Senate tax chairman says plan will fund budget
Senate Taxation Chairman Mike McGinness, R-Fallon, said Saturday the tax package approved Friday in committee should generate at least $27 million more than needed to fund the state budget for the next two years.
The committee amended its tax plan late Friday to increase total revenues from $558 million to the $860 million the money committees say is necessary to fund the state budget.
“The big dog is the payroll tax,” McGinness said.
He said a payroll tax on all Nevada businesses for every worker of 0.7 percent up to $21,500 in annual wages and 1.15 percent for wages over the cap would generate $129.9 million in the last half of fiscal 2004 and more than $300 million a year later.
The other new tax approved Friday is a room tax of 1 percent generating $66.8 million over two years, an across the board quarter-percent increase in the gross gaming tax to bring in $21.3 million.
But it wasn’t at all clear whether those two tax proposals would survive. They are strongly opposed by the gaming industry, which would be hard hit by both.
Gaming industry lobbyist Harvey Whittemore said he believes the final tax package will be significantly different than the current proposal.
Senate Republicans were in caucus Saturday afternoon trying to reach some consensus on which taxes to support. Democrats were also holding private meetings on the subject.
McGinness said after Friday’s vote on the plan it was the best collection of proposals he could muster votes to pass out of the committee — which includes two members who have said they oppose almost all tax increases and one — Joe Neal, D-North Las Vegas — who won’t support any plan unless it hits gaming harder.
The committee also increased cigarette and gaming taxes, raised the proposed entertainment tax from 8 to 10 percent and cut back wholesale and retail tax collection allowances for a total increase of $134.4 million over the biennium.
To offset part of those increases, they eliminated the real property transfer tax and services tax — a total reduction of $185.6 million over the biennium — and voted to scale back the existing Business License Tax as new revenues from the payroll tax replace them.
When all that is added up, McGinness said it raises the total revenue raised by the committee plan from $559.9 million to $886.3 million.
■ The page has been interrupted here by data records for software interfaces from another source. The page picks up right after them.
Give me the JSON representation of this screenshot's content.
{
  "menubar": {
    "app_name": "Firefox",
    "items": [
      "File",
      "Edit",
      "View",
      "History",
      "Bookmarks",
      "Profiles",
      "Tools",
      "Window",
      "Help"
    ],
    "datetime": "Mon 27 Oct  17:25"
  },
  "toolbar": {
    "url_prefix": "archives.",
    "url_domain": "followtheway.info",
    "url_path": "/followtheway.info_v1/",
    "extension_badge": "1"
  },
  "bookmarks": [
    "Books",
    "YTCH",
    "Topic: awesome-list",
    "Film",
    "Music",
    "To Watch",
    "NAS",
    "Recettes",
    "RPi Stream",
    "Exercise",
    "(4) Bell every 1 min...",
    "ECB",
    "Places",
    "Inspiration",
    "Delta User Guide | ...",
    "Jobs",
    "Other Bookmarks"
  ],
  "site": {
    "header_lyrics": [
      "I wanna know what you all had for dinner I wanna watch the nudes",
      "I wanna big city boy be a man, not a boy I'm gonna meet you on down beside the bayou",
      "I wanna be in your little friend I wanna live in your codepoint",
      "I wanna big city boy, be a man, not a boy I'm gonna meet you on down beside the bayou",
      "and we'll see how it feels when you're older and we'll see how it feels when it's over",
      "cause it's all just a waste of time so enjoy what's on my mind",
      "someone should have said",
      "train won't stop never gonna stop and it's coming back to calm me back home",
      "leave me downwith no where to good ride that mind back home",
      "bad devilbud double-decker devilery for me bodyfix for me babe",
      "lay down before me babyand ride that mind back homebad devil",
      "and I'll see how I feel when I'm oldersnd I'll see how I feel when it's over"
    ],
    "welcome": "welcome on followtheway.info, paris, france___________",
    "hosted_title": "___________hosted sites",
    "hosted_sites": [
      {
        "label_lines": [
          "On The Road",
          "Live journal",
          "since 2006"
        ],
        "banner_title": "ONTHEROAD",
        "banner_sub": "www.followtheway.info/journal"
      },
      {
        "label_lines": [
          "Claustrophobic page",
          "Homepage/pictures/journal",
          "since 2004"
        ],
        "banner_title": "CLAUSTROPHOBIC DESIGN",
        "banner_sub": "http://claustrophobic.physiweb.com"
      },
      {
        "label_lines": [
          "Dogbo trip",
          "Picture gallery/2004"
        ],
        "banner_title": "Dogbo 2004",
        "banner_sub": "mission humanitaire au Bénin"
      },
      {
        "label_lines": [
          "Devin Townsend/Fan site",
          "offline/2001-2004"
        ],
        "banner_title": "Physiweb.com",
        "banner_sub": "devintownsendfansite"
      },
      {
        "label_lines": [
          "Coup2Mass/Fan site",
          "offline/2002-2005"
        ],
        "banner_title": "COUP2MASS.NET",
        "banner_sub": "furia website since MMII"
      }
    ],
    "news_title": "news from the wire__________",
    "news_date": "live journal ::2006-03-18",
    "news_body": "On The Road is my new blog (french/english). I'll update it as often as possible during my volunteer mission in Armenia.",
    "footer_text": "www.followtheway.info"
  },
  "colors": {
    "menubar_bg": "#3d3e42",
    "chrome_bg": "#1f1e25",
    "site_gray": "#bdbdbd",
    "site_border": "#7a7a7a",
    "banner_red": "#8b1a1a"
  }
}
That, he said, is $27.2 million more than the budget calls for — giving the state a small pad in case one of the taxes doesn’t come in.